SOURCE: University of South Florida, news release, July 20, 2016
FRIDAY, July 22, 2016 (HealthDay News) -- Sewer line breaks can release antibiotic-resistant bacteria that pose a public health threat, a new study says.
Consider the 2014 sewer line break in St. Petersburg, Fla., that released 500,000 gallons of untreated wastewater into neighborhoods and Boca Ciega Bay.
University of South Florida researchers who did follow-up testing of soil and water said they detected genes from vancomycin-resistant bacteria for nearly two weeks after the sewer line break. One of those genes is capable of transferring vancomycin resistance to other strains of bacteria.
Vancomycin, considered an antibiotic of last resort, is used to treat serious infections that don't respond to other antibiotics, the researchers noted.
"While we have known that raw sewage contains many disease-causing bacteria, this experience tells us that sewage and fecal pollution also carry vancomycin-resistant bacteria," said study co-author Valerie Harwood, a professor in the department of integrative biology.
"Most [vancomycin-resistant bacteria] are confined to hospitals, but detecting them in waters of the Tampa Bay community is quite concerning.

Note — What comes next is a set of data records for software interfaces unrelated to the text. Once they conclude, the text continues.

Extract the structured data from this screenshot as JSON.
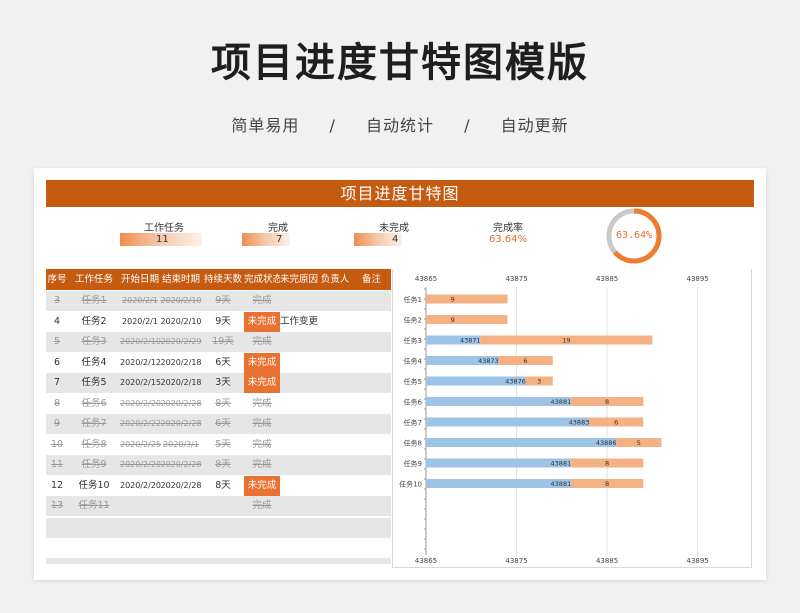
{
  "page": {
    "title": "项目进度甘特图模版",
    "subtitle": [
      "简单易用",
      "/",
      "自动统计",
      "/",
      "自动更新"
    ]
  },
  "sheet": {
    "banner": "项目进度甘特图",
    "stats": {
      "total_label": "工作任务",
      "total_value": "11",
      "done_label": "完成",
      "done_value": "7",
      "undone_label": "未完成",
      "undone_value": "4",
      "rate_label": "完成率",
      "rate_value": "63.64%",
      "donut_text": "63.64%",
      "rate_fraction": 0.6364
    },
    "columns": [
      "序号",
      "工作任务",
      "开始日期",
      "结束时期",
      "持续天数",
      "完成状态",
      "未完原因",
      "负责人",
      "备注"
    ],
    "rows": [
      {
        "id": "3",
        "task": "任务1",
        "start": "2020/2/1",
        "end": "2020/2/10",
        "days": "9天",
        "status": "完成",
        "reason": "",
        "done": true
      },
      {
        "id": "4",
        "task": "任务2",
        "start": "2020/2/1",
        "end": "2020/2/10",
        "days": "9天",
        "status": "未完成",
        "reason": "工作变更",
        "done": false
      },
      {
        "id": "5",
        "task": "任务3",
        "start": "2020/2/10",
        "end": "2020/2/29",
        "days": "19天",
        "status": "完成",
        "reason": "",
        "done": true
      },
      {
        "id": "6",
        "task": "任务4",
        "start": "2020/2/12",
        "end": "2020/2/18",
        "days": "6天",
        "status": "未完成",
        "reason": "",
        "done": false
      },
      {
        "id": "7",
        "task": "任务5",
        "start": "2020/2/15",
        "end": "2020/2/18",
        "days": "3天",
        "status": "未完成",
        "reason": "",
        "done": false
      },
      {
        "id": "8",
        "task": "任务6",
        "start": "2020/2/20",
        "end": "2020/2/28",
        "days": "8天",
        "status": "完成",
        "reason": "",
        "done": true
      },
      {
        "id": "9",
        "task": "任务7",
        "start": "2020/2/22",
        "end": "2020/2/28",
        "days": "6天",
        "status": "完成",
        "reason": "",
        "done": true
      },
      {
        "id": "10",
        "task": "任务8",
        "start": "2020/2/25",
        "end": "2020/3/1",
        "days": "5天",
        "status": "完成",
        "reason": "",
        "done": true
      },
      {
        "id": "11",
        "task": "任务9",
        "start": "2020/2/20",
        "end": "2020/2/28",
        "days": "8天",
        "status": "完成",
        "reason": "",
        "done": true
      },
      {
        "id": "12",
        "task": "任务10",
        "start": "2020/2/20",
        "end": "2020/2/28",
        "days": "8天",
        "status": "未完成",
        "reason": "",
        "done": false
      },
      {
        "id": "13",
        "task": "任务11",
        "start": "",
        "end": "",
        "days": "",
        "status": "完成",
        "reason": "",
        "done": true
      }
    ]
  },
  "chart_data": {
    "type": "bar",
    "orientation": "horizontal-stacked",
    "categories": [
      "任务1",
      "任务2",
      "任务3",
      "任务4",
      "任务5",
      "任务6",
      "任务7",
      "任务8",
      "任务9",
      "任务10"
    ],
    "x_ticks": [
      "43865",
      "43875",
      "43885",
      "43895"
    ],
    "xlim": [
      43865,
      43901
    ],
    "series": [
      {
        "values": [
          null,
          null,
          43871,
          43873,
          43876,
          43881,
          43883,
          43886,
          43881,
          43881
        ],
        "color": "#9dc3e6"
      },
      {
        "values": [
          9,
          9,
          19,
          6,
          3,
          8,
          6,
          5,
          8,
          8
        ],
        "color": "#f4b183"
      }
    ],
    "grid": true,
    "legend": "none"
  }
}
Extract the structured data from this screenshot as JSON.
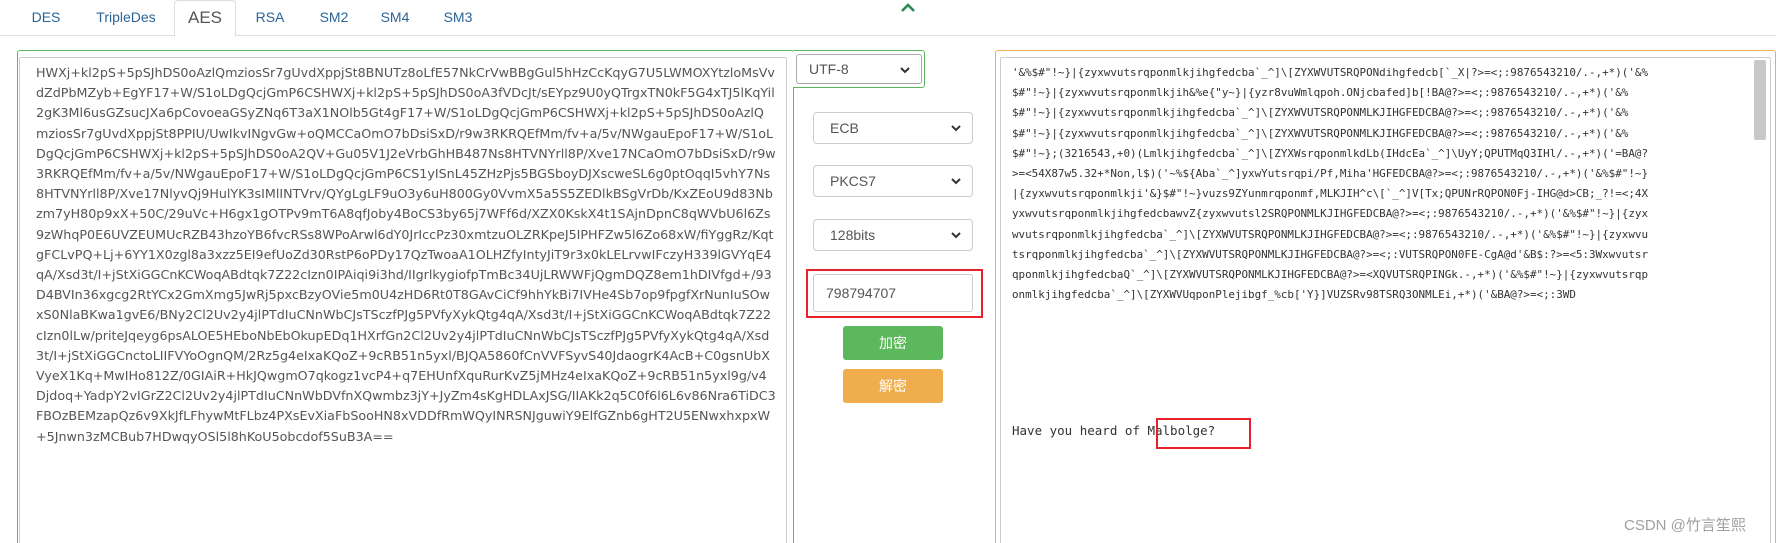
{
  "tabs": [
    {
      "label": "DES"
    },
    {
      "label": "TripleDes"
    },
    {
      "label": "AES",
      "active": true
    },
    {
      "label": "RSA"
    },
    {
      "label": "SM2"
    },
    {
      "label": "SM4"
    },
    {
      "label": "SM3"
    }
  ],
  "icons": {
    "collapse": "chevron-up-icon",
    "dropdown": "chevron-down-icon"
  },
  "colors": {
    "link": "#2a6496",
    "encrypt": "#5cb85c",
    "decrypt": "#f0ad4e",
    "highlight": "#e8222d"
  },
  "input": {
    "ciphertext": "HWXj+kl2pS+5pSJhDS0oAzlQmziosSr7gUvdXppjSt8BNUTz8oLfE57NkCrVwBBgGul5hHzCcKqyG7U5LWMOXYtzloMsVvdZdPbMZyb+EgYF17+W/S1oLDgQcjGmP6CSHWXj+kl2pS+5pSJhDS0oA3fVDcJt/sEYpz9U0yQTrgxTN0kF5G4xTJ5lKqYil2gK3Ml6usGZsucJXa6pCovoeaGSyZNq6T3aX1NOlb5Gt4gF17+W/S1oLDgQcjGmP6CSHWXj+kl2pS+5pSJhDS0oAzlQmziosSr7gUvdXppjSt8PPIU/UwIkvINgvGw+oQMCCaOmO7bDsiSxD/r9w3RKRQEfMm/fv+a/5v/NWgauEpoF17+W/S1oLDgQcjGmP6CSHWXj+kl2pS+5pSJhDS0oA2QV+Gu05V1J2eVrbGhHB487Ns8HTVNYrll8P/Xve17NCaOmO7bDsiSxD/r9w3RKRQEfMm/fv+a/5v/NWgauEpoF17+W/S1oLDgQcjGmP6CS1yISnL45ZHzPjs5BGSboyDJXscweSL6g0ptOqqI5vhY7Ns8HTVNYrll8P/Xve17NlyvQj9HulYK3sIMlINTVrv/QYgLgLF9uO3y6uH800Gy0VvmX5a5S5ZEDlkBSgVrDb/KxZEoU9d83Nbzm7yH80p9xX+50C/29uVc+H6gx1gOTPv9mT6A8qfJoby4BoCS3by65j7WFf6d/XZX0KskX4t1SAjnDpnC8qWVbU6l6Zs9zWhqP0E6UVZEUMUcRZB43hzoYB6fvcRSs8WPoArwl6dY0JrIccPz30xmtzuOLZRKpeJ5IPHFZw5l6Zo68xW/fiYggRz/KqtgFCLvPQ+Lj+6YY1X0zgl8a3xzz5EI9efUoZd30RstP6oPDy17QzTwoaA1OLHZfyIntyJiT9r3x0kLELrvwIFczyH339lGVYqE4qA/Xsd3t/I+jStXiGGCnKCWoqABdtqk7Z22cIzn0IPAiqi9i3hd/IIgrlkygiofpTmBc34UjLRWWFjQgmDQZ8em1hDIVfgd+/93D4BVIn36xgcg2RtYCx2GmXmg5JwRj5pxcBzyOVie5m0U4zHD6Rt0T8GAvCiCf9hhYkBi7IVHe4Sb7op9fpgfXrNunIuSOwxS0NlaBKwa1gvE6/BNy2Cl2Uv2y4jlPTdIuCNnWbCJsTSczfPJg5PVfyXykQtg4qA/Xsd3t/I+jStXiGGCnKCWoqABdtqk7Z22cIzn0lLw/priteJqeyg6psALOE5HEboNbEbOkupEDq1HXrfGn2Cl2Uv2y4jlPTdIuCNnWbCJsTSczfPJg5PVfyXykQtg4qA/Xsd3t/I+jStXiGGCnctoLIIFVYoOgnQM/2Rz5g4eIxaKQoZ+9cRB51n5yxl/BJQA5860fCnVVFSyvS40JdaogrK4AcB+C0gsnUbXVyeX1Kq+MwIHo812Z/0GIAiR+HkJQwgmO7qkogz1vcP4+q7EHUnfXquRurKvZ5jMHz4eIxaKQoZ+9cRB51n5yxl9g/v4Djdoq+YadpY2vIGrZ2Cl2Uv2y4jlPTdIuCNnWbDVfnXQwmbz3jY+JyZm4sKgHDLAxJSG/IIAKk2q5C0f6l6L6v86Nra6TiDC3FBOzBEMzapQz6v9XkJfLFhywMtFLbz4PXsEvXiaFbSooHN8xVDDfRmWQyINRSNJguwiY9ElfGZnb6gHT2U5ENwxhxpxW+5Jnwn3zMCBub7HDwqyOSl5l8hKoU5obcdof5SuB3A==",
    "charset": "UTF-8",
    "mode": "ECB",
    "padding": "PKCS7",
    "bits": "128bits",
    "key": "798794707"
  },
  "buttons": {
    "encrypt": "加密",
    "decrypt": "解密"
  },
  "output": {
    "plaintext": "'&%$#\"!~}|{zyxwvutsrqponmlkjihgfedcba`_^]\\[ZYXWVUTSRQPONdihgfedcb[`_X|?>=<;:9876543210/.-,+*)('&%$#\"!~}|{zyxwvutsrqponmlkjih&%e{\"y~}|{yzr8vuWmlqpoh.ONjcbafed]b[!BA@?>=<;:9876543210/.-,+*)('&%$#\"!~}|{zyxwvutsrqponmlkjihgfedcba`_^]\\[ZYXWVUTSRQPONMLKJIHGFEDCBA@?>=<;:9876543210/.-,+*)('&%$#\"!~}|{zyxwvutsrqponmlkjihgfedcba`_^]\\[ZYXWVUTSRQPONMLKJIHGFEDCBA@?>=<;:9876543210/.-,+*)('&%$#\"!~};(3216543,+0)(Lmlkjihgfedcba`_^]\\[ZYXWsrqponmlkdLb(IHdcEa`_^]\\UyY;QPUTMqQ3IHl/.-,+*)('=BA@?>=<54X87w5.32+*Non,l$)('~%${Aba`_^]yxwYutsrqpi/Pf,Miha'HGFEDCBA@?>=<;:9876543210/.-,+*)('&%$#\"!~}|{zyxwvutsrqponmlkji'&}$#\"!~}vuzs9ZYunmrqponmf,MLKJIH^c\\[`_^]V[Tx;QPUNrRQPON0Fj-IHG@d>CB;_?!=<;4XyxwvutsrqponmlkjihgfedcbawvZ{zyxwvutsl2SRQPONMLKJIHGFEDCBA@?>=<;:9876543210/.-,+*)('&%$#\"!~}|{zyxwvutsrqponmlkjihgfedcba`_^]\\[ZYXWVUTSRQPONMLKJIHGFEDCBA@?>=<;:9876543210/.-,+*)('&%$#\"!~}|{zyxwvutsrqponmlkjihgfedcba`_^]\\[ZYXWVUTSRQPONMLKJIHGFEDCBA@?>=<;:VUTSRQPON0FE-CgA@d'&B$:?>=<5:3WxwvutsrqponmlkjihgfedcbaQ`_^]\\[ZYXWVUTSRQPONMLKJIHGFEDCBA@?>=<XQVUTSRQPINGk.-,+*)('&%$#\"!~}|{zyxwvutsrqponmlkjihgfedcba`_^]\\[ZYXWVUqponPlejibgf_%cb['Y}]VUZSRv98TSRQ3ONMLEi,+*)('&BA@?>=<;:3WD",
    "question_prefix": "Have you heard of ",
    "answer": "Malbolge?"
  },
  "watermark": "CSDN @竹言笙熙"
}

People need to be aware of what may be entering the water after heavy rains, accidental spills, or after intentional sewage releases," she added in a university news release.
The study highlights the need to reduce antibiotic use, said study lead author Suzanne Young, a Ph.D. student.
"The more antibiotics we use -- in both humans and animals -- the more the antibiotic resistant organisms and antibiotic resistance genes can enter the environment and contribute to the spread of antibiotic resistance, especially for those drugs considered the 'last resort' for many infections," Young explained.
"Also, we need to invest in more sustainable infrastructure for managing storm water and wastewater to decrease the frequency of sewage spills," she added.
The study findings were published recently in the journal Applied and Environmental Microbiology.
The U.S. Centers for Disease Control and Prevention has more on antibiotic resistance.